First, though, he makes a lot of pennies.
Narrated by eight-year-old John D., often called just J.D., the youngest Fitzgerald, The Great Brain is a series of connected episodes about Tom D.'s self-interested schemes. Starting off with a story about the time Tom (a.k.a. "the Great Brain") charges his friends admission to watch a plumber dig a hole in the backyard for a new flush toilet, the Great Brain's exploits only get bigger and more daring:
See what we mean? The Great Brain is a schemer, for sure, working other people's misfortunes to his own advantage and earning a pretty penny in the process.
In the middle of the Great Brain's shenanigans, a poor Jewish storeowner starves to death without anyone realizing what's going on, prompting the townsfolk to do a little self-reflection on their own selfishness and religious discrimination issues. Unfortunately, they don't seem to do anything more than talk about it.
In the second half of the book, eldest brother Sweyn D. heads off to a Catholic boarding school in Salt Lake City, leaving the Great Brain and John D. behind.
The beginning of the school year brings a few new surprises. The boys' friend Andy Anderson doesn't come to school because he stepped on a rusty nail and now has to have his leg amputated. (Yes, that's what happened when you stepped on a rusty nail in 1896.) Also, there's a new teacher in town, Mr. Standish, who dares to paddle the Great Brain—with an actual paddle. (That's what happened when you acted up in school in 1896.)

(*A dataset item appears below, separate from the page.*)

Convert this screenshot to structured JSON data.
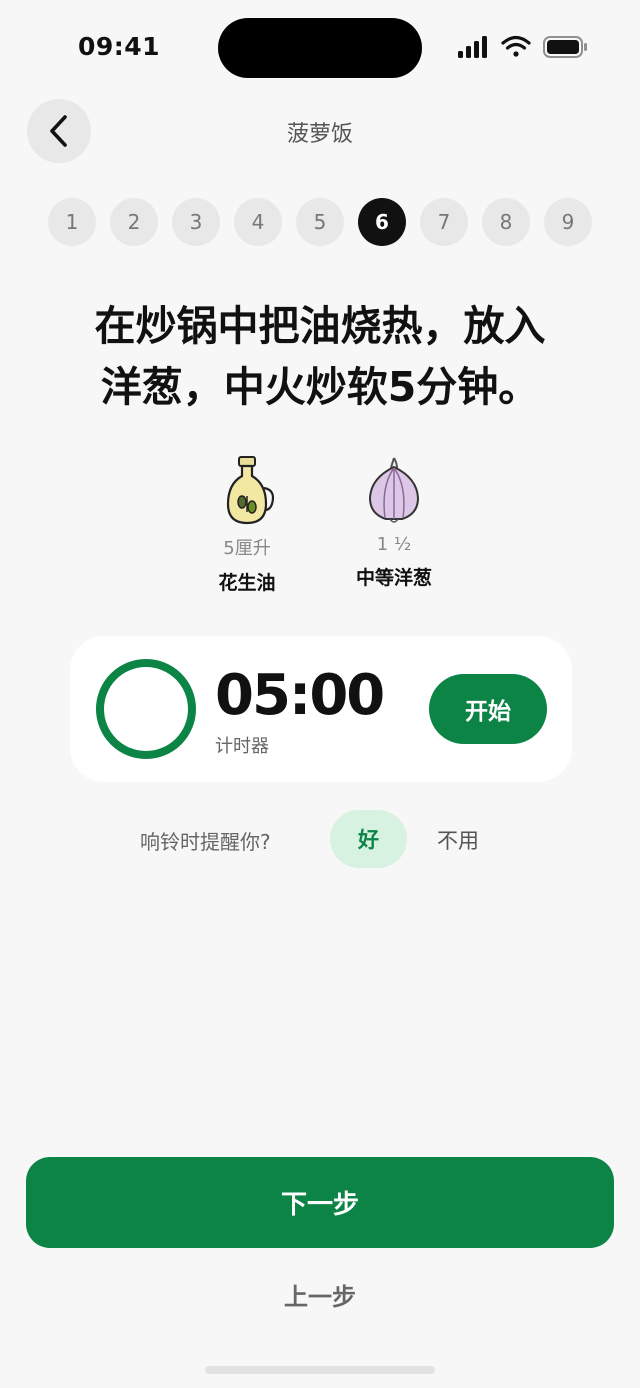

The Great Brain swears revenge and orchestrates a plot to convince the town's grown-ups that Mr. Standish is a secret drunk. This is Tom's greatest scheme yet, and it almost works until Papa figures it out and Tom has to confess. He still comes away from the experience smelling like a rose, though, even earning Mr. Standish's eternal gratitude and the respect of his peers all in one go.
In November, Andy returns to school, very glum because he can't play a lot of games or do his chores with his new peg leg. Andy does, however, have an erector set—an erector set which catches the eye of the Great Brain.
You know where this is going, right? Tom agrees to teach Andy to play games and do his chores on one leg in exchange for the erector set. Tom succeeds beyond anyone's wildest dreams, and then, when Andy thanks Tom for helping him get his life back, the unthinkable happens: Tom realizes that he actually likes doing good. In fact, helping others makes him feel good. Whoa. Then, because it's Christmas, he lets Andy keep the erector set.
Anachronism alert: Erector sets didn't come along until 1913, but we'll let Fitzgerald get away with it (source).